Additionally, the federal government enacted the Families First Coronavirus Response Act (FFCRA). The act gives paid sick leave and expanded paid family and medical leave to employees of companies with less than 500 employees.
Have you determined if your existing leave policies comply with new legislation? If you are covered by the FFCRA, are you prepared to address requests for leave under that act and to track leave provided to apply for available tax credits?
Government guidance also encourages employers to apply existing leave policies with flexibility to address COVID-19-related requests. You need to consider if your existing leave policy is sufficiently flexible or if you will provide additional paid sick leave and under what circumstances.

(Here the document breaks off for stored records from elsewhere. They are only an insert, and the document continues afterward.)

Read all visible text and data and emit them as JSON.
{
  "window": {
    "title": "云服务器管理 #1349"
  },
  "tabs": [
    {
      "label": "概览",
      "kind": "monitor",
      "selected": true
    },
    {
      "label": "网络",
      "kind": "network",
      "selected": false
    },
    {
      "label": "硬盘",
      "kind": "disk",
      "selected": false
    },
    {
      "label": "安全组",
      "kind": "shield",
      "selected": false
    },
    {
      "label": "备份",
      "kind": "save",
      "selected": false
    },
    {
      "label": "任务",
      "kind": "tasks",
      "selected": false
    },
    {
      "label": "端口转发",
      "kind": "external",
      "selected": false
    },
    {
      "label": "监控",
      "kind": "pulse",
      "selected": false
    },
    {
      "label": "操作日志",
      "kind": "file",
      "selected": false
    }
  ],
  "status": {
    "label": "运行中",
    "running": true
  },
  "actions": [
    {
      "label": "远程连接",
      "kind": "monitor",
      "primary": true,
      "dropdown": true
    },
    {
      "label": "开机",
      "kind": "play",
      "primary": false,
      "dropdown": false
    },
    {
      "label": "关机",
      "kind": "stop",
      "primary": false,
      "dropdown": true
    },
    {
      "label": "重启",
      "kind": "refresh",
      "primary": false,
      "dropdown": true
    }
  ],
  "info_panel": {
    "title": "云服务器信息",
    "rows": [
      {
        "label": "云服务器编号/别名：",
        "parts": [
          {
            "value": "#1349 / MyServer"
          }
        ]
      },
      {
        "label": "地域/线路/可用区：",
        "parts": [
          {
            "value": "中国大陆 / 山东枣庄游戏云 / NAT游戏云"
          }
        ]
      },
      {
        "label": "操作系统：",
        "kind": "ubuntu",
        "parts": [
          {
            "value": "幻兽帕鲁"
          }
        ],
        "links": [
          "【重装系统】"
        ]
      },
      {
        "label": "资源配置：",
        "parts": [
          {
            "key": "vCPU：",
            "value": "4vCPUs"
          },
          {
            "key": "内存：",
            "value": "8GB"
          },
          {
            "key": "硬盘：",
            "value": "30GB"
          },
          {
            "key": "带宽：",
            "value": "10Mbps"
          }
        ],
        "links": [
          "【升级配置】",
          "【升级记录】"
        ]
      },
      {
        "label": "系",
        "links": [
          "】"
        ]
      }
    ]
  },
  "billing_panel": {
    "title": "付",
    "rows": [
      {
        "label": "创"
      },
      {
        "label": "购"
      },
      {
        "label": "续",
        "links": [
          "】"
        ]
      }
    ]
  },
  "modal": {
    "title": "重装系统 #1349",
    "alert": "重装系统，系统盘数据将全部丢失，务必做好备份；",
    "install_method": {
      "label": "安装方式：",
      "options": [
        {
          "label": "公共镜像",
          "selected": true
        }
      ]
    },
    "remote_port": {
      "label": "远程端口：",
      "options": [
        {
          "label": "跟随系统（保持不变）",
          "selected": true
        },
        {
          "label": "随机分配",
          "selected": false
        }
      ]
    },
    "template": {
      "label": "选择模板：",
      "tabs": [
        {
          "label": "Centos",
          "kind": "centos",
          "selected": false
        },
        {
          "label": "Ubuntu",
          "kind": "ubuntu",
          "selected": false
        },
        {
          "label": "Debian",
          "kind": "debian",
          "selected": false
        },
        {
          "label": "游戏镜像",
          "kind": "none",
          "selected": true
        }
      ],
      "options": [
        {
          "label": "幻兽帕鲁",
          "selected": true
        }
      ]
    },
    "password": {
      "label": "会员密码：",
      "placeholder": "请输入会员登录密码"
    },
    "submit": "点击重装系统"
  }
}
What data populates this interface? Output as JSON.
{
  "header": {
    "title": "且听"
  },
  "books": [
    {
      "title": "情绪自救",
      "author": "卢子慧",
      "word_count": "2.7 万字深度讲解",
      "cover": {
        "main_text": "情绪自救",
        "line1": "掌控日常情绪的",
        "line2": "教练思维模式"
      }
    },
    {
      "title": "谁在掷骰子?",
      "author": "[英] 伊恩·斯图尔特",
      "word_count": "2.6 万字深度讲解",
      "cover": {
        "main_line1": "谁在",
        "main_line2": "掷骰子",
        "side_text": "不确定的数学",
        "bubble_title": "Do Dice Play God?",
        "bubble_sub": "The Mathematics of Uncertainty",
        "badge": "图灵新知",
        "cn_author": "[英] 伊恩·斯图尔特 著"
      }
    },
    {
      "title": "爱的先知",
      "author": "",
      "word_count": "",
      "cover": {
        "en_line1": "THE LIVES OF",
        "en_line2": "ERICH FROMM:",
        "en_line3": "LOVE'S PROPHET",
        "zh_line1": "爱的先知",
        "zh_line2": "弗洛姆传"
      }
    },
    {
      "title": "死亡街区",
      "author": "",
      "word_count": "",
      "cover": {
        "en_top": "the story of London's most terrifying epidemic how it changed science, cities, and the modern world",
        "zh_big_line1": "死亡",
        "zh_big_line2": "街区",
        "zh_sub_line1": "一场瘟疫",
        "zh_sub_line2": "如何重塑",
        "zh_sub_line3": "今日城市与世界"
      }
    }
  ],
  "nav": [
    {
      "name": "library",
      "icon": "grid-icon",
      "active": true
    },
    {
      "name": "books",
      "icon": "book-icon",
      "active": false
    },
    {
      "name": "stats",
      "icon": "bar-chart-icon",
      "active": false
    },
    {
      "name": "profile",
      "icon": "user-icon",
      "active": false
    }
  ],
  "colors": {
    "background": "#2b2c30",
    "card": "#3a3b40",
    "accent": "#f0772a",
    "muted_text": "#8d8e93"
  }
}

In addition to requests for leave, how will you address employees who have exhausted leave but are unwilling or unable to return to work? Employers need to understand whether and to what extent an employee can refuse to return to work and if accommodations need to be made for employees whose health conditions make them vulnerable. Will you treat it like an FMLA leave request or an ADA accommodation? What criteria will you use? Who will be the decision-maker? Will you use the same standard at every location, or will the standard vary based on state and local situations?
For employees currently working remotely, how do you plan to address those who oppose a physical return on the basis they worked well remotely during the pandemic?
The EEOC provides guidance to address each of these scenarios, but employers need to be prepared to implement that guidance in a fair and non-discriminatory manner.
Please contact Reed L. Russell, Raquel Ramirez Jefferson or any other member of Phelps’ Labor and Employment team if you have questions or need compliance advice and guidance. For more information related to COVID-19, see Phelps’ COVID-19: Client Resource Portal.